Exercise details ▸ Each line of the data below that carries the word "from" needs to be copied.

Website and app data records
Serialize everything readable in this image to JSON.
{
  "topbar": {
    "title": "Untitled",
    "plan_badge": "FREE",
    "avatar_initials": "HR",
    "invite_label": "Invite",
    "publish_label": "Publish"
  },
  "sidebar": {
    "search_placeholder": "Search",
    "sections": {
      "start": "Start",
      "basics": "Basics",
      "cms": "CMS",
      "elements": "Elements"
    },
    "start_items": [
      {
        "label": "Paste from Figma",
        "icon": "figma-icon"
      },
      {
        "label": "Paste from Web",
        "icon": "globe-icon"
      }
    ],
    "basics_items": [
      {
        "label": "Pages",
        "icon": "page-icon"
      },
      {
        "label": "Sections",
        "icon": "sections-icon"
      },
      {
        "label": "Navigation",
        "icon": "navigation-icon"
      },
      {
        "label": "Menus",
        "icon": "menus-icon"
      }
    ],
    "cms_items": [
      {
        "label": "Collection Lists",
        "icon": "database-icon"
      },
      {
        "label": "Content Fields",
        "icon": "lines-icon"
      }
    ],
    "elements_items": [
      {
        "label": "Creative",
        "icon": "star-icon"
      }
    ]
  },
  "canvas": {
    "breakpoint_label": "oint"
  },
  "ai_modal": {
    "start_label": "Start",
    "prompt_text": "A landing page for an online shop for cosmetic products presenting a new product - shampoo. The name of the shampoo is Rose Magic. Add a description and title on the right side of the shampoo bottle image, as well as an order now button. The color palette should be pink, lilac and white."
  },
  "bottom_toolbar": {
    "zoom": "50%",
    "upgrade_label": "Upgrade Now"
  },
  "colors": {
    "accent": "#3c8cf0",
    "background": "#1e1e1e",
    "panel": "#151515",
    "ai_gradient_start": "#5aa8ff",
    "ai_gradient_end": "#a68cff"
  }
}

Result of the task ▸
        "label": "Paste from Figma",
        "label": "Paste from Web",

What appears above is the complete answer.